Six questions to ask when selecting a boarding kennel for your pet…

What vaccinations do you require? This question does not just help you confirm that your pet has had the shots it needs to stay at the kennel…it also can help you judge whether the kennel puts a priority on the health and well-being of its guests. Almost every kennel will require rabies vaccinations—those are required by law throughout the US. But a safety-conscious kennel also will require vaccinations for distemper…parvo…and kennel cough, all of which easily can spread from dog to dog at a kennel if its guests are not vaccinated. (Some or all of these vaccinations are required by law in certain states as well.)

Can I see where my pet will stay? The kennel should be happy to give you a look at its facilities. A well-run kennel will look—and smell—clean. Also, confirm that the cages are large enough that your pet will be able to stand, turn and move around. If you have a small pet, confirm that the cages do not have any gaps large enough that the animal might try to squeeze through.

What would you do if a pet had a serious medical issue on a Sunday? This question is a good way to gauge whether a kennel has adequate emergency plans in place. Most veterinary practices are closed on Sundays, so an employee should identify the closest animal hospital that is open on Sundays…and/or say that the kennel has a local vet who is on call.

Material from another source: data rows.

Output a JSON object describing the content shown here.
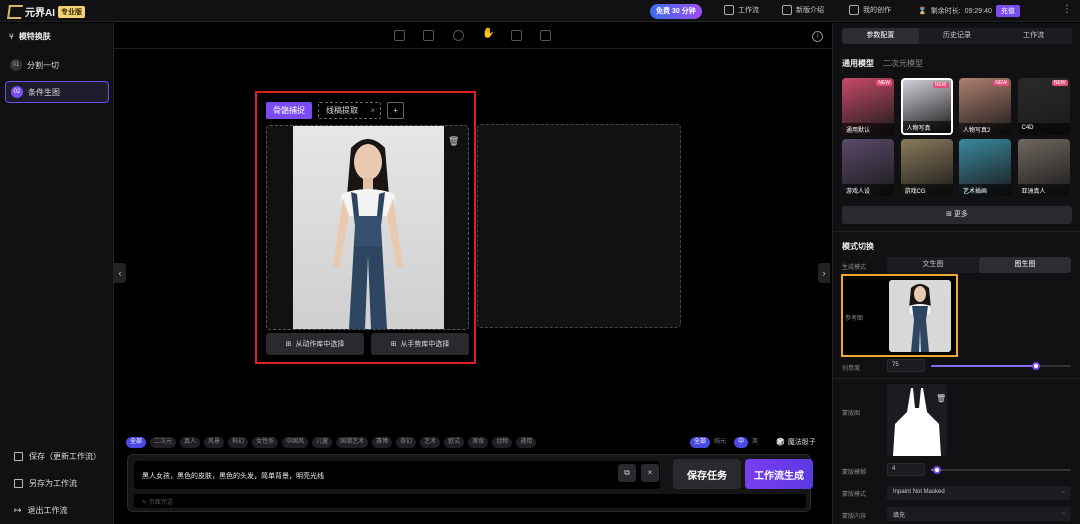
{
  "topbar": {
    "logo_text": "元界AI",
    "pro_badge": "专业版",
    "free_pill": "免费 30 分钟",
    "links": [
      "工作流",
      "新版介绍",
      "我的创作"
    ],
    "remaining_label": "剩余时长:",
    "remaining_time": "09:29:40",
    "recharge_label": "充值"
  },
  "sidebar": {
    "title": "模特换肤",
    "items": [
      {
        "num": "01",
        "label": "分割一切",
        "active": false
      },
      {
        "num": "02",
        "label": "条件生图",
        "active": true
      }
    ],
    "bottom": [
      "保存（更新工作流）",
      "另存为工作流",
      "退出工作流"
    ]
  },
  "canvas": {
    "tabs": {
      "pose": "骨骼捕捉",
      "line": "线稿提取",
      "add": "+"
    },
    "pick_from_library": "从动作库中选择",
    "pick_from_template": "从手势库中选择"
  },
  "style_tags": [
    "全部",
    "二次元",
    "真人",
    "风景",
    "科幻",
    "女性系",
    "中国风",
    "儿童",
    "国潮艺术",
    "赛博",
    "奇幻",
    "艺术",
    "欧式",
    "美食",
    "动物",
    "通用"
  ],
  "right_tags": {
    "all": "全部",
    "pure": "纯元",
    "zh": "中",
    "en": "英"
  },
  "magic_dice": "魔法骰子",
  "prompt": {
    "text": "黑人女孩，黑色的皮肤，黑色的头发，简单背景，明亮光线",
    "save_task": "保存任务",
    "generate": "工作流生成",
    "negative_placeholder": "负面咒语"
  },
  "rpanel": {
    "tabs": [
      "参数配置",
      "历史记录",
      "工作流"
    ],
    "models_heading": "通用模型",
    "models_heading2": "二次元模型",
    "models": [
      {
        "label": "通用默认",
        "new": true,
        "color": "#c84a6a"
      },
      {
        "label": "人物写真",
        "new": true,
        "color": "#d0d0d8"
      },
      {
        "label": "人物写真2",
        "new": true,
        "color": "#b08070"
      },
      {
        "label": "C4D",
        "new": true,
        "color": "#2a2a2a"
      },
      {
        "label": "游戏人设",
        "new": false,
        "color": "#5a4a6a"
      },
      {
        "label": "游戏CG",
        "new": false,
        "color": "#8a7a5a"
      },
      {
        "label": "艺术插画",
        "new": false,
        "color": "#3a8aa0"
      },
      {
        "label": "亚洲真人",
        "new": false,
        "color": "#706860"
      }
    ],
    "new_badge": "NEW",
    "more": "更多",
    "mode_heading": "模式切换",
    "gen_mode_label": "生成模式",
    "gen_modes": [
      "文生图",
      "图生图"
    ],
    "ref_label": "参考图",
    "creativity_label": "创意度",
    "creativity_value": "75",
    "creativity_level": 0.75,
    "mask_label": "蒙版图",
    "mask_blur_label": "蒙版模糊",
    "mask_blur_value": "4",
    "mask_blur_level": 0.04,
    "mask_mode_label": "蒙版模式",
    "mask_mode_value": "Inpaint Not Masked",
    "mask_content_label": "蒙版内容",
    "mask_content_value": "填充"
  }
}
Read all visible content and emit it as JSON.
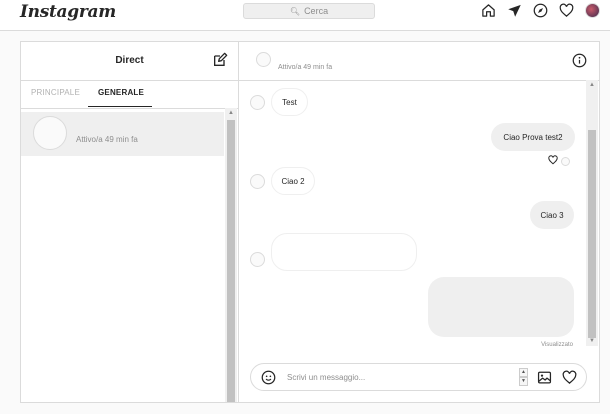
{
  "header": {
    "logo": "Instagram",
    "search_placeholder": "Cerca",
    "icons": [
      "home-icon",
      "direct-icon",
      "explore-icon",
      "activity-heart-icon",
      "profile-avatar"
    ]
  },
  "inbox": {
    "title": "Direct",
    "tabs": [
      {
        "label": "PRINCIPALE",
        "active": false
      },
      {
        "label": "GENERALE",
        "active": true
      }
    ],
    "threads": [
      {
        "name": "",
        "status": "Attivo/a 49 min fa",
        "selected": true
      }
    ]
  },
  "chat": {
    "header_name": "",
    "header_status": "Attivo/a 49 min fa",
    "messages": [
      {
        "direction": "in",
        "text": "Test"
      },
      {
        "direction": "out",
        "text": "Ciao Prova test2",
        "reaction": "heart"
      },
      {
        "direction": "in",
        "text": "Ciao 2"
      },
      {
        "direction": "out",
        "text": "Ciao 3"
      },
      {
        "direction": "in",
        "text": ""
      },
      {
        "direction": "out",
        "text": ""
      }
    ],
    "seen_label": "Visualizzato",
    "composer_placeholder": "Scrivi un messaggio..."
  },
  "colors": {
    "border": "#dbdbdb",
    "bubble_out": "#efefef",
    "text": "#262626",
    "muted": "#8e8e8e"
  }
}
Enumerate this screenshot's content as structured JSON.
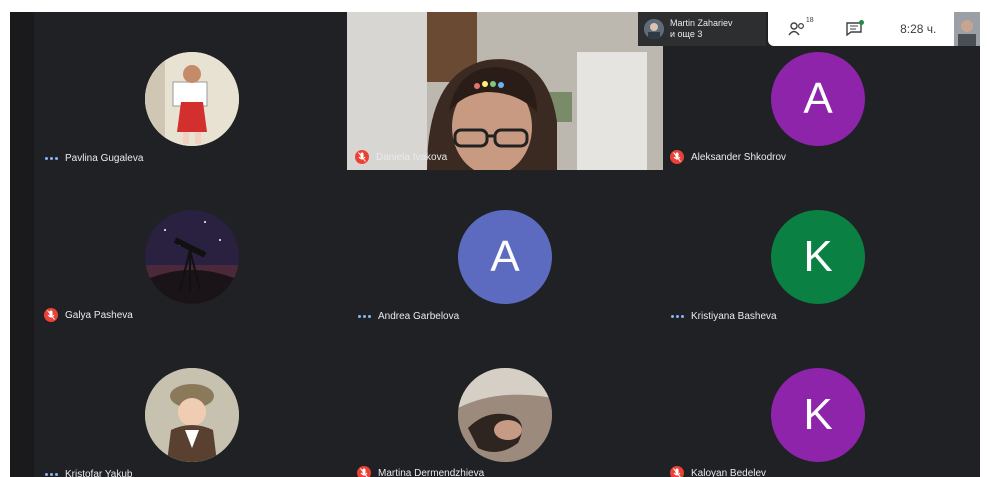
{
  "presenter": {
    "name": "Martin Zahariev",
    "subtitle": "и още 3"
  },
  "topbar": {
    "people_badge": "18",
    "time": "8:28 ч."
  },
  "video_tile": {
    "name": "Daniela Ivakova"
  },
  "participants": [
    {
      "name": "Pavlina Gugaleva",
      "status": "speaking-dots",
      "avatar": "photo"
    },
    {
      "name": "Aleksander Shkodrov",
      "status": "muted",
      "avatar": "letter",
      "letter": "A",
      "color": "#8e24aa"
    },
    {
      "name": "Galya Pasheva",
      "status": "muted",
      "avatar": "photo"
    },
    {
      "name": "Andrea Garbelova",
      "status": "speaking-dots",
      "avatar": "letter",
      "letter": "A",
      "color": "#5c6bc0"
    },
    {
      "name": "Kristiyana Basheva",
      "status": "speaking-dots",
      "avatar": "letter",
      "letter": "K",
      "color": "#0b8043"
    },
    {
      "name": "Kristofar Yakub",
      "status": "speaking-dots",
      "avatar": "photo"
    },
    {
      "name": "Martina Dermendzhieva",
      "status": "muted",
      "avatar": "photo"
    },
    {
      "name": "Kaloyan Bedelev",
      "status": "muted",
      "avatar": "letter",
      "letter": "K",
      "color": "#8e24aa"
    }
  ],
  "icons": [
    "mic-off-icon",
    "more-dots-icon",
    "people-icon",
    "chat-icon"
  ]
}
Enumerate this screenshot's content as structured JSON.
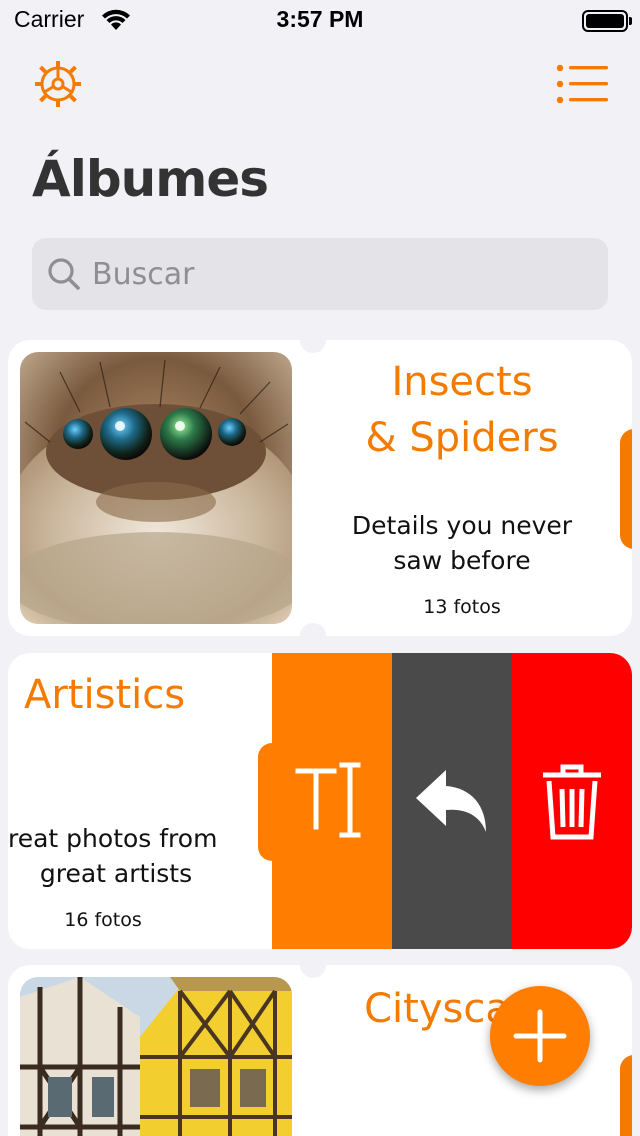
{
  "status_bar": {
    "carrier": "Carrier",
    "time": "3:57 PM"
  },
  "nav": {
    "settings_icon": "gear-icon",
    "list_icon": "list-icon"
  },
  "page": {
    "title": "Álbumes"
  },
  "search": {
    "placeholder": "Buscar"
  },
  "albums": [
    {
      "title_line1": "Insects",
      "title_line2": "& Spiders",
      "desc_line1": "Details you never",
      "desc_line2": "saw before",
      "count": "13 fotos"
    },
    {
      "title_line1": "Artistics",
      "desc_line1": "reat photos from",
      "desc_line2": "great artists",
      "count": "16 fotos"
    },
    {
      "title_line1": "Cityscape"
    }
  ],
  "swipe_actions": {
    "rename_icon": "text-cursor-icon",
    "share_icon": "reply-icon",
    "delete_icon": "trash-icon"
  },
  "fab": {
    "icon": "plus-icon"
  },
  "colors": {
    "accent": "#f47b00",
    "delete": "#ff0000",
    "share": "#4a4a4a",
    "background": "#f2f1f6"
  }
}
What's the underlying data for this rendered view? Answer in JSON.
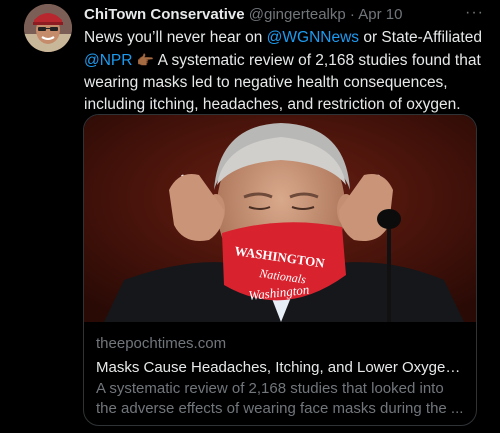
{
  "tweet": {
    "display_name": "ChiTown Conservative",
    "handle": "@gingertealkp",
    "separator": "·",
    "time": "Apr 10",
    "more_icon": "···",
    "text_part1": "News you’ll never hear on ",
    "mention1": "@WGNNews",
    "text_part2": " or State-Affiliated ",
    "mention2": "@NPR",
    "pointing_emoji": "👉🏾",
    "text_part3": " A systematic review of 2,168 studies found that wearing masks led to negative health consequences, including itching, headaches, and restriction of oxygen."
  },
  "card": {
    "domain": "theepochtimes.com",
    "title": "Masks Cause Headaches, Itching, and Lower Oxygen I...",
    "description": "A systematic review of 2,168 studies that looked into the adverse effects of wearing face masks during the ...",
    "mask_text": [
      "WASHINGTON",
      "Nationals",
      "Washington"
    ]
  },
  "colors": {
    "background": "#000000",
    "text": "#e7e9ea",
    "secondary": "#71767b",
    "link": "#1d9bf0",
    "border": "#2f3336",
    "mask": "#d8232f"
  }
}
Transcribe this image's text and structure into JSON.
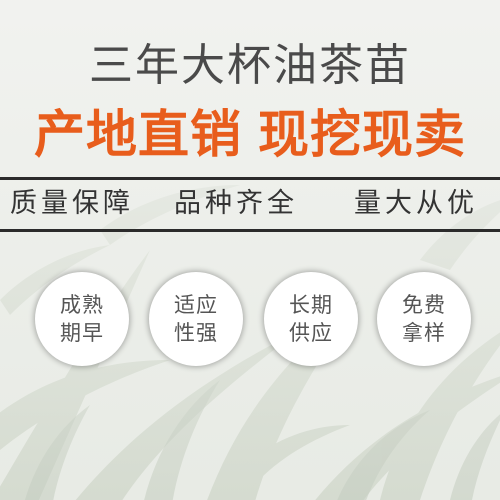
{
  "title": "三年大杯油茶苗",
  "headline": {
    "left": "产地直销",
    "right": "现挖现卖"
  },
  "taglines": [
    "质量保障",
    "品种齐全",
    "量大从优"
  ],
  "badges": [
    {
      "line1": "成熟",
      "line2": "期早"
    },
    {
      "line1": "适应",
      "line2": "性强"
    },
    {
      "line1": "长期",
      "line2": "供应"
    },
    {
      "line1": "免费",
      "line2": "拿样"
    }
  ],
  "colors": {
    "accent": "#e85d1c",
    "text_dark": "#333333",
    "title_gray": "#4a4a4a",
    "badge_text": "#555555",
    "background_leaf": "#c9d2c2"
  }
}
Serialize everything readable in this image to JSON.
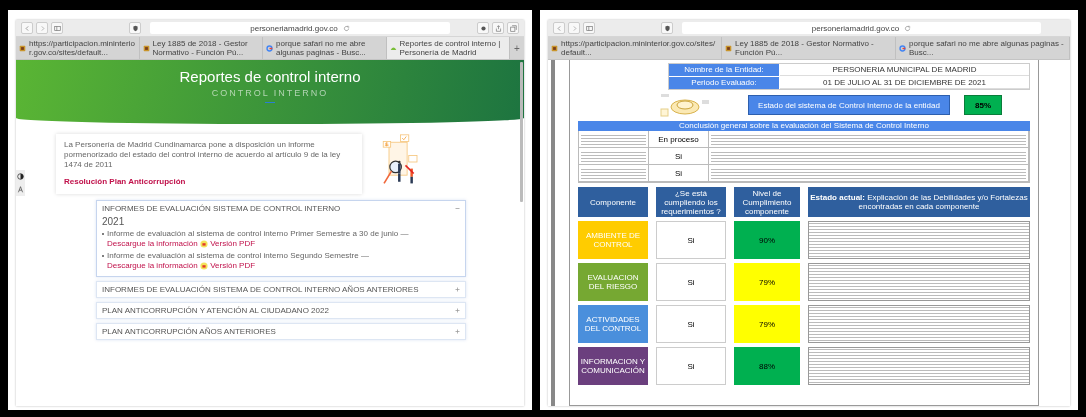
{
  "left_window": {
    "address": "personeriamadrid.gov.co",
    "extra_toolbar_icons": true,
    "new_tab_button": "+",
    "tabs": [
      {
        "label": "https://participacion.mininterior.gov.co/sites/default...",
        "selected": false
      },
      {
        "label": "Ley 1885 de 2018 - Gestor Normativo - Función Pú...",
        "selected": false
      },
      {
        "label": "porque safari no me abre algunas paginas - Busc...",
        "selected": false
      },
      {
        "label": "Reportes de control interno | Personería de Madrid",
        "selected": true
      }
    ],
    "page": {
      "kind": "website",
      "header": {
        "title": "Reportes de control interno",
        "backdrop": "CONTROL INTERNO"
      },
      "intro": {
        "text": "La Personería de Madrid Cundinamarca pone a disposición un informe pormenorizado del estado del control interno de acuerdo al artículo 9 de la ley 1474 de 2011",
        "link": "Resolución Plan Anticorrupción"
      },
      "accordion": [
        {
          "title": "INFORMES DE EVALUACIÓN SISTEMA DE CONTROL INTERNO",
          "expanded": true,
          "year": "2021",
          "items": [
            {
              "text": "Informe de evaluación al sistema de control interno Primer Semestre a 30 de junio —",
              "link": "Descargue la información",
              "pdf_link": "Versión PDF"
            },
            {
              "text": "Informe de evaluación al sistema de control interno Segundo Semestre —",
              "link": "Descargue la información",
              "pdf_link": "Versión PDF"
            }
          ]
        },
        {
          "title": "INFORMES DE EVALUACIÓN SISTEMA DE CONTROL INTERNO AÑOS ANTERIORES",
          "expanded": false
        },
        {
          "title": "PLAN ANTICORRUPCIÓN Y ATENCIÓN AL CIUDADANO 2022",
          "expanded": false
        },
        {
          "title": "PLAN ANTICORRUPCIÓN AÑOS ANTERIORES",
          "expanded": false
        }
      ]
    }
  },
  "right_window": {
    "address": "personeriamadrid.gov.co",
    "extra_toolbar_icons": false,
    "tabs": [
      {
        "label": "https://participacion.mininterior.gov.co/sites/default...",
        "selected": false
      },
      {
        "label": "Ley 1885 de 2018 - Gestor Normativo - Función Pú...",
        "selected": false
      },
      {
        "label": "porque safari no me abre algunas paginas - Busc...",
        "selected": false
      }
    ],
    "page": {
      "kind": "document",
      "entity": [
        {
          "label": "Nombre de la Entidad:",
          "value": "PERSONERIA MUNICIPAL DE MADRID"
        },
        {
          "label": "Periodo Evaluado:",
          "value": "01 DE JULIO AL 31 DE DICIEMBRE DE 2021"
        }
      ],
      "status": {
        "label": "Estado del sistema de Control Interno de la entidad",
        "value": "85%"
      },
      "conclusion_title": "Conclusión general sobre la evaluación del Sistema de Control Interno",
      "conclusions": [
        {
          "answer": "En proceso"
        },
        {
          "answer": "Si"
        },
        {
          "answer": "Si"
        }
      ],
      "component_headers": [
        "Componente",
        "¿Se está cumpliendo los requerimientos ?",
        "Nivel de Cumplimiento componente",
        "**Estado actual:** Explicación de las Debilidades y/o Fortalezas encontradas en cada componente"
      ],
      "components": [
        {
          "name": "AMBIENTE DE CONTROL",
          "color": "#ffcc00",
          "answer": "Si",
          "compliance": {
            "text": "90%",
            "color": "#00b050"
          }
        },
        {
          "name": "EVALUACION DEL RIESGO",
          "color": "#76a832",
          "answer": "Si",
          "compliance": {
            "text": "79%",
            "color": "#ffff00"
          }
        },
        {
          "name": "ACTIVIDADES DEL CONTROL",
          "color": "#4a8fdc",
          "answer": "Si",
          "compliance": {
            "text": "79%",
            "color": "#ffff00"
          }
        },
        {
          "name": "INFORMACION Y COMUNICACIÓN",
          "color": "#6b3f7e",
          "answer": "Si",
          "compliance": {
            "text": "88%",
            "color": "#00b050"
          }
        }
      ]
    }
  }
}
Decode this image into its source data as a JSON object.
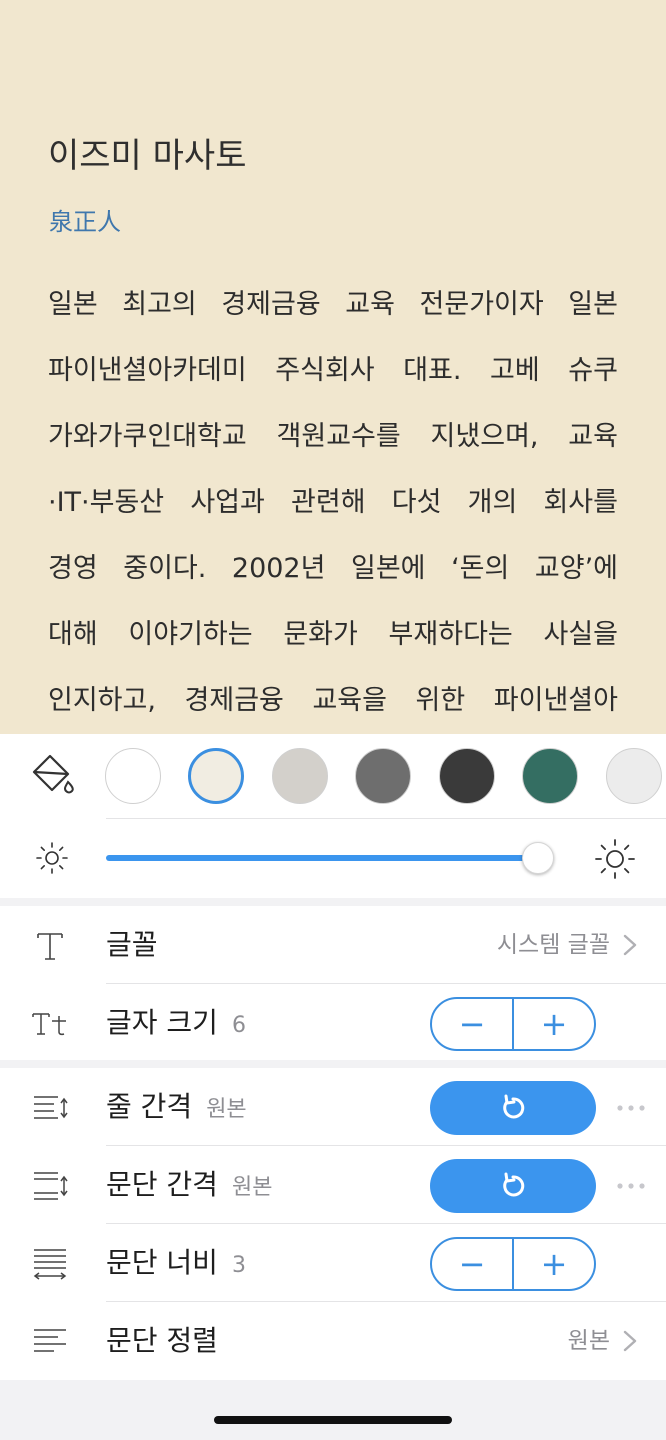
{
  "book": {
    "title": "이즈미 마사토",
    "subtitle": "泉正人",
    "lines": [
      "일본 최고의 경제금융 교육 전문가이자 일본",
      "파이낸셜아카데미 주식회사 대표. 고베 슈쿠",
      "가와가쿠인대학교 객원교수를 지냈으며, 교육",
      "·IT·부동산 사업과 관련해 다섯 개의 회사를",
      "경영 중이다. 2002년 일본에 ‘돈의 교양’에",
      "대해 이야기하는 문화가 부재하다는 사실을",
      "인지하고, 경제금융 교육을 위한 파이낸셜아"
    ]
  },
  "theme": {
    "icon": "paint-bucket-icon",
    "swatches": [
      {
        "color": "#ffffff",
        "selected": false
      },
      {
        "color": "#f1ede2",
        "selected": true
      },
      {
        "color": "#d3d0cb",
        "selected": false
      },
      {
        "color": "#6e6e6e",
        "selected": false
      },
      {
        "color": "#3a3a3a",
        "selected": false
      },
      {
        "color": "#346e62",
        "selected": false
      },
      {
        "color": "#ececec",
        "selected": false
      }
    ],
    "accent": "#3b8fe0",
    "brightness": 0.96
  },
  "settings": {
    "font": {
      "label": "글꼴",
      "value": "시스템 글꼴"
    },
    "font_size": {
      "label": "글자 크기",
      "value": "6",
      "minus": "−",
      "plus": "+"
    },
    "line_spacing": {
      "label": "줄 간격",
      "value": "원본"
    },
    "paragraph_spacing": {
      "label": "문단 간격",
      "value": "원본"
    },
    "paragraph_width": {
      "label": "문단 너비",
      "value": "3",
      "minus": "−",
      "plus": "+"
    },
    "paragraph_align": {
      "label": "문단 정렬",
      "value": "원본"
    }
  }
}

Do the dogs get to socialize with one another? Both “yes” and “no” are defensible answers here—most dogs love to get out of their cages and play together…but when groups of dogs that do not know one another play together, there occasionally are fights and injuries. If the answer is “yes,” ask what steps are taken to ensure that dogs play well with others before they are allowed to join the group—there should be some sort of screening procedure in place. Also ask how many kennel employees monitor the play area and how many dogs are allowed in it at a time—anything above 10 dogs per employee is too many. If possible, visit the kennel during a group playtime to make sure that it seems well-supervised. If you do not want your dog to play with other dogs you do not know, consider seeking a kennel that has private runs attached to the cages, especially for kennel stays of more than a few days.

Where do cats stay? Dogs are noisy. So a kennel’s cat cages should be far enough from the dog cages that the cat room seems calm and relatively quiet when the door is closed. Some barking noise is inevitable—this is a kennel, after all—but if the barking is loud in the cat area (or, worse, the dogs are within view of the cats), you are going to have unhappy, agitated cats. Even dog owners should ask to see the cat area—a kennel that boards cats too close to dogs might be a kennel that has not properly thought through other aspects of its care and facilities either.

What do you do if an animal has trouble adjusting to the kennel? This is rare—the vast majority of pets do just fine in kennels—but there still should be a procedure in place. Example: You might be told that the staff will spend time giving the animal one-on-one attention…and if the situation does not improve, the pet’s owner will be contacted so that he/she can weigh in on what to do.

Are you licensed? Kennels are typically licensed by the state, and the license should be clearly posted.